== PROBLEM TO SOLVE ==
Word for word, write the lines below out again, with no pictures.

== SOURCE RECORDS ==
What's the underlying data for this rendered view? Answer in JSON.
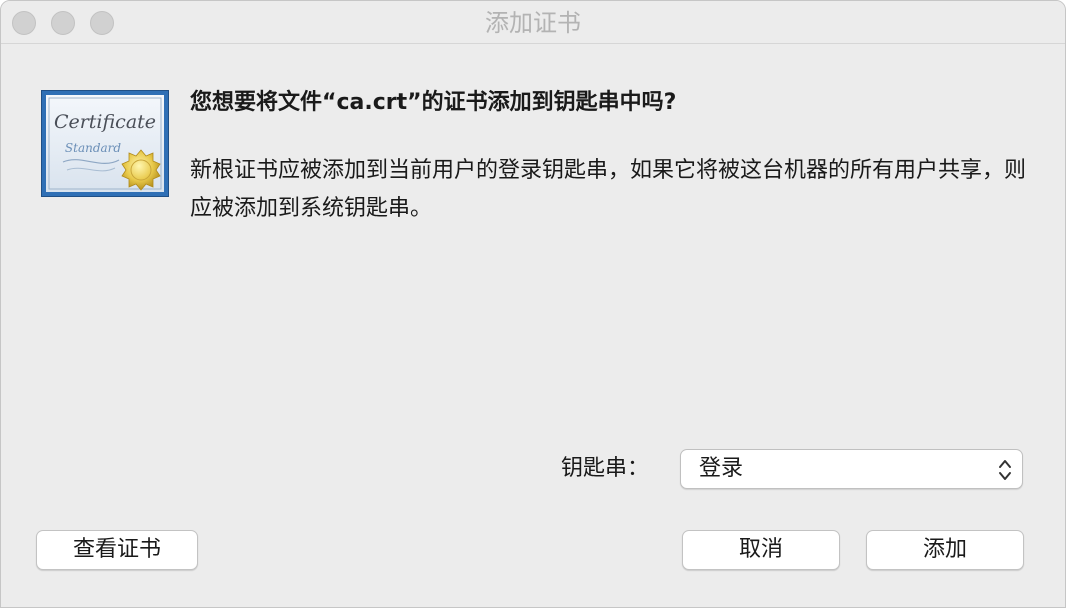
{
  "window": {
    "title": "添加证书"
  },
  "icon": {
    "name": "certificate-icon",
    "text_line1": "Certificate",
    "text_line2": "Standard"
  },
  "message": {
    "heading": "您想要将文件“ca.crt”的证书添加到钥匙串中吗?",
    "body": "新根证书应被添加到当前用户的登录钥匙串，如果它将被这台机器的所有用户共享，则应被添加到系统钥匙串。"
  },
  "keychain": {
    "label": "钥匙串：",
    "selected": "登录"
  },
  "buttons": {
    "view_certificate": "查看证书",
    "cancel": "取消",
    "add": "添加"
  }
}
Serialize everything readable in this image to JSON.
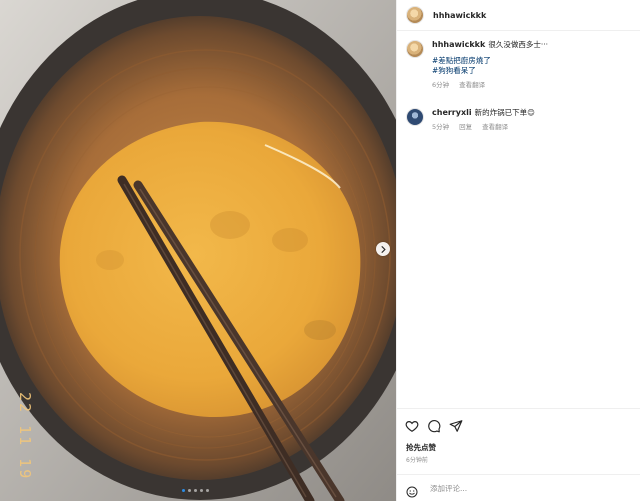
{
  "header": {
    "username": "hhhawickkk"
  },
  "comments": [
    {
      "username": "hhhawickkk",
      "text": "很久没做西多士···",
      "tags": [
        "#差點把廚房燒了",
        "#狗狗看呆了"
      ],
      "time": "6分钟",
      "translate": "查看翻译"
    },
    {
      "username": "cherryxli",
      "text": "新的炸锅已下单😊",
      "time": "5分钟",
      "reply": "回复",
      "translate": "查看翻译"
    }
  ],
  "actions": {
    "like_icon": "heart-icon",
    "comment_icon": "comment-icon",
    "share_icon": "paper-plane-icon"
  },
  "likes": "抢先点赞",
  "post_time": "6分钟前",
  "add_comment": {
    "placeholder": "添加评论..."
  },
  "media": {
    "carousel_dots": 5,
    "active_dot": 0,
    "overlay_text": "22 11 19"
  },
  "colors": {
    "link": "#00376b",
    "accent_dot": "#2b8de6",
    "muted": "#8e8e8e"
  }
}
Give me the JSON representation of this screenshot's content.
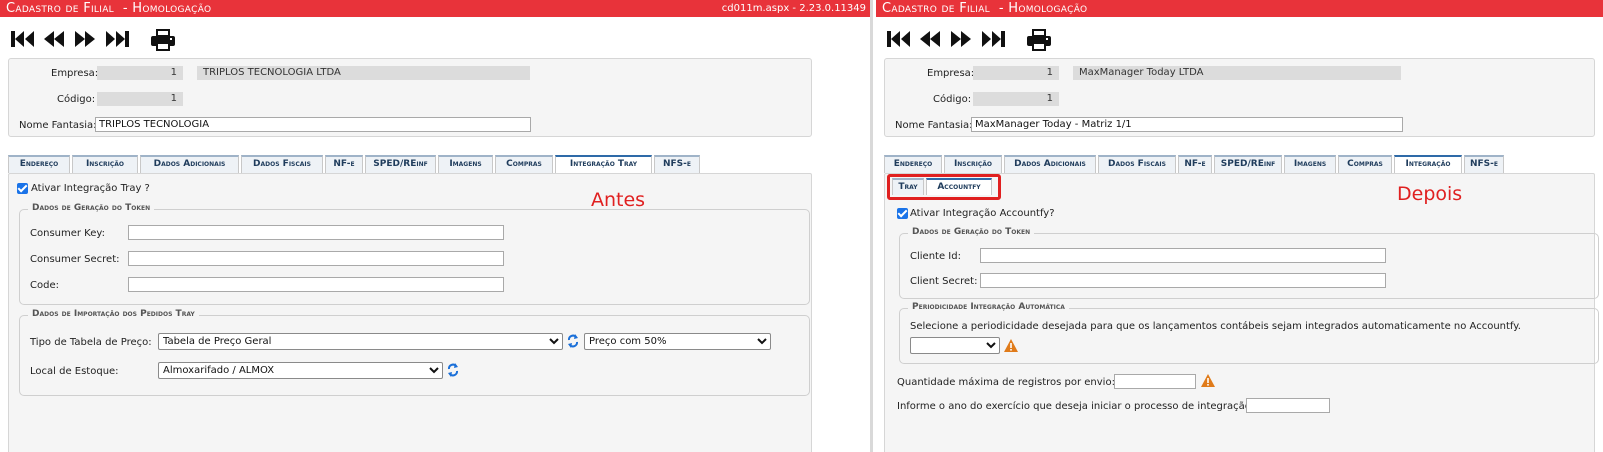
{
  "left": {
    "title": "Cadastro de Filial  - Homologação",
    "version": "cd011m.aspx - 2.23.0.11349",
    "header": {
      "empresa_label": "Empresa:",
      "empresa_code": "1",
      "empresa_name": "TRIPLOS TECNOLOGIA LTDA",
      "codigo_label": "Código:",
      "codigo_value": "1",
      "nome_label": "Nome Fantasia:",
      "nome_value": "TRIPLOS TECNOLOGIA"
    },
    "tabs": [
      "Endereço",
      "Inscrição",
      "Dados Adicionais",
      "Dados Fiscais",
      "NF-e",
      "SPED/REinf",
      "Imagens",
      "Compras",
      "Integração Tray",
      "NFS-e"
    ],
    "active_tab": "Integração Tray",
    "annotation": "Antes",
    "checkbox_label": "Ativar Integração Tray ?",
    "token_legend": "Dados de Geração do Token",
    "consumer_key_label": "Consumer Key:",
    "consumer_secret_label": "Consumer Secret:",
    "code_label": "Code:",
    "import_legend": "Dados de Importação dos Pedidos Tray",
    "tipo_label": "Tipo de Tabela de Preço:",
    "tipo_value": "Tabela de Preço Geral",
    "preco_value": "Preço com 50%",
    "local_label": "Local de Estoque:",
    "local_value": "Almoxarifado / ALMOX"
  },
  "right": {
    "title": "Cadastro de Filial  - Homologação",
    "header": {
      "empresa_label": "Empresa:",
      "empresa_code": "1",
      "empresa_name": "MaxManager Today LTDA",
      "codigo_label": "Código:",
      "codigo_value": "1",
      "nome_label": "Nome Fantasia:",
      "nome_value": "MaxManager Today - Matriz 1/1"
    },
    "tabs": [
      "Endereço",
      "Inscrição",
      "Dados Adicionais",
      "Dados Fiscais",
      "NF-e",
      "SPED/REinf",
      "Imagens",
      "Compras",
      "Integração",
      "NFS-e"
    ],
    "active_tab": "Integração",
    "subtabs": [
      "Tray",
      "Accountfy"
    ],
    "active_subtab": "Accountfy",
    "annotation": "Depois",
    "checkbox_label": "Ativar Integração Accountfy?",
    "token_legend": "Dados de Geração do Token",
    "cliente_id_label": "Cliente Id:",
    "client_secret_label": "Client Secret:",
    "period_legend": "Periodicidade Integração Automática",
    "period_text": "Selecione a periodicidade desejada para que os lançamentos contábeis sejam integrados automaticamente no Accountfy.",
    "qtd_label": "Quantidade máxima de registros por envio:",
    "ano_label": "Informe o ano do exercício que deseja iniciar o processo de integração:"
  },
  "colors": {
    "titlebar": "#e8333a",
    "annotation": "#e02020",
    "tab_active_border": "#2e6aa8",
    "warning": "#e07b1a",
    "refresh": "#1a6fd8"
  },
  "icons": [
    "first-record-icon",
    "previous-record-icon",
    "next-record-icon",
    "last-record-icon",
    "print-icon",
    "refresh-icon",
    "warning-icon"
  ]
}
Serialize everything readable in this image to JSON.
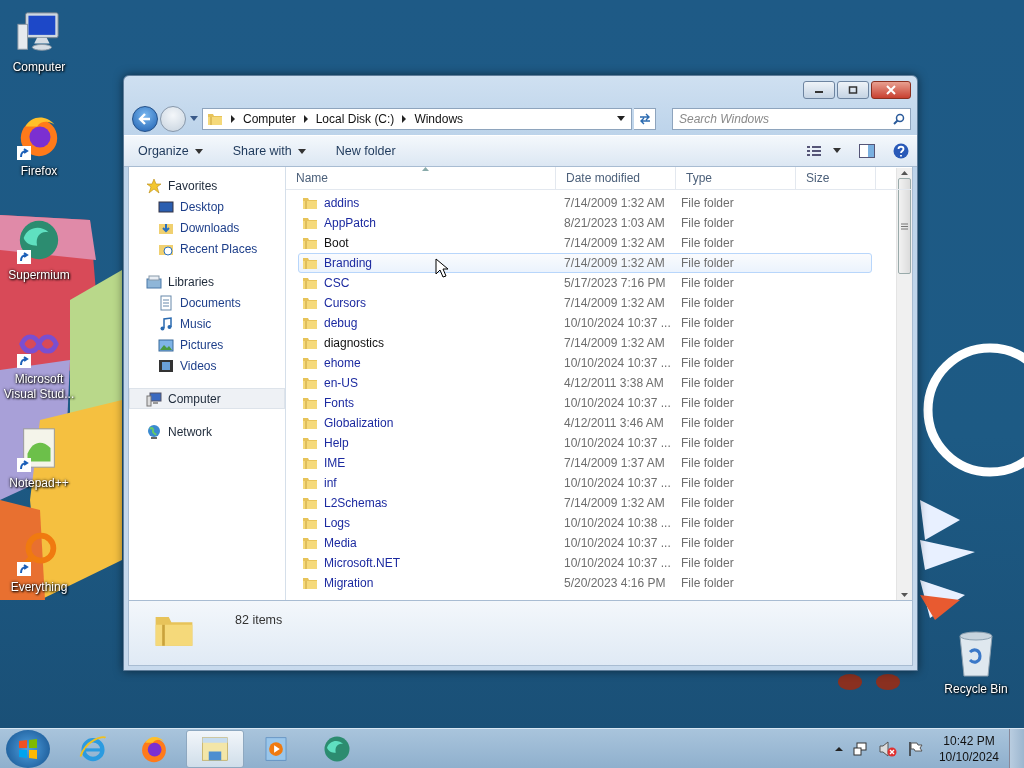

== RESULT BELOW ==
What's the underlying data for this rendered view? Answer in JSON.
{
  "window": {
    "title": "添加证书"
  },
  "icon": {
    "name": "certificate-icon",
    "text_line1": "Certificate",
    "text_line2": "Standard"
  },
  "message": {
    "heading": "您想要将文件“ca.crt”的证书添加到钥匙串中吗?",
    "body": "新根证书应被添加到当前用户的登录钥匙串，如果它将被这台机器的所有用户共享，则应被添加到系统钥匙串。"
  },
  "keychain": {
    "label": "钥匙串：",
    "selected": "登录"
  },
  "buttons": {
    "view_certificate": "查看证书",
    "cancel": "取消",
    "add": "添加"
  }
}
Serialize everything readable in this image to JSON.
{
  "header": {
    "username": "hhhawickkk"
  },
  "comments": [
    {
      "username": "hhhawickkk",
      "text": "很久没做西多士···",
      "tags": [
        "#差點把廚房燒了",
        "#狗狗看呆了"
      ],
      "time": "6分钟",
      "translate": "查看翻译"
    },
    {
      "username": "cherryxli",
      "text": "新的炸锅已下单😊",
      "time": "5分钟",
      "reply": "回复",
      "translate": "查看翻译"
    }
  ],
  "actions": {
    "like_icon": "heart-icon",
    "comment_icon": "comment-icon",
    "share_icon": "paper-plane-icon"
  },
  "likes": "抢先点赞",
  "post_time": "6分钟前",
  "add_comment": {
    "placeholder": "添加评论..."
  },
  "media": {
    "carousel_dots": 5,
    "active_dot": 0,
    "overlay_text": "22 11 19"
  },
  "colors": {
    "link": "#00376b",
    "accent_dot": "#2b8de6",
    "muted": "#8e8e8e"
  }
}
Give me the JSON representation of this screenshot's content.
{
  "left": {
    "title": "Cadastro de Filial  - Homologação",
    "version": "cd011m.aspx - 2.23.0.11349",
    "header": {
      "empresa_label": "Empresa:",
      "empresa_code": "1",
      "empresa_name": "TRIPLOS TECNOLOGIA LTDA",
      "codigo_label": "Código:",
      "codigo_value": "1",
      "nome_label": "Nome Fantasia:",
      "nome_value": "TRIPLOS TECNOLOGIA"
    },
    "tabs": [
      "Endereço",
      "Inscrição",
      "Dados Adicionais",
      "Dados Fiscais",
      "NF-e",
      "SPED/REinf",
      "Imagens",
      "Compras",
      "Integração Tray",
      "NFS-e"
    ],
    "active_tab": "Integração Tray",
    "annotation": "Antes",
    "checkbox_label": "Ativar Integração Tray ?",
    "token_legend": "Dados de Geração do Token",
    "consumer_key_label": "Consumer Key:",
    "consumer_secret_label": "Consumer Secret:",
    "code_label": "Code:",
    "import_legend": "Dados de Importação dos Pedidos Tray",
    "tipo_label": "Tipo de Tabela de Preço:",
    "tipo_value": "Tabela de Preço Geral",
    "preco_value": "Preço com 50%",
    "local_label": "Local de Estoque:",
    "local_value": "Almoxarifado / ALMOX"
  },
  "right": {
    "title": "Cadastro de Filial  - Homologação",
    "header": {
      "empresa_label": "Empresa:",
      "empresa_code": "1",
      "empresa_name": "MaxManager Today LTDA",
      "codigo_label": "Código:",
      "codigo_value": "1",
      "nome_label": "Nome Fantasia:",
      "nome_value": "MaxManager Today - Matriz 1/1"
    },
    "tabs": [
      "Endereço",
      "Inscrição",
      "Dados Adicionais",
      "Dados Fiscais",
      "NF-e",
      "SPED/REinf",
      "Imagens",
      "Compras",
      "Integração",
      "NFS-e"
    ],
    "active_tab": "Integração",
    "subtabs": [
      "Tray",
      "Accountfy"
    ],
    "active_subtab": "Accountfy",
    "annotation": "Depois",
    "checkbox_label": "Ativar Integração Accountfy?",
    "token_legend": "Dados de Geração do Token",
    "cliente_id_label": "Cliente Id:",
    "client_secret_label": "Client Secret:",
    "period_legend": "Periodicidade Integração Automática",
    "period_text": "Selecione a periodicidade desejada para que os lançamentos contábeis sejam integrados automaticamente no Accountfy.",
    "qtd_label": "Quantidade máxima de registros por envio:",
    "ano_label": "Informe o ano do exercício que deseja iniciar o processo de integração:"
  },
  "colors": {
    "titlebar": "#e8333a",
    "annotation": "#e02020",
    "tab_active_border": "#2e6aa8",
    "warning": "#e07b1a",
    "refresh": "#1a6fd8"
  },
  "icons": [
    "first-record-icon",
    "previous-record-icon",
    "next-record-icon",
    "last-record-icon",
    "print-icon",
    "refresh-icon",
    "warning-icon"
  ]
}
Serialize everything readable in this image to JSON.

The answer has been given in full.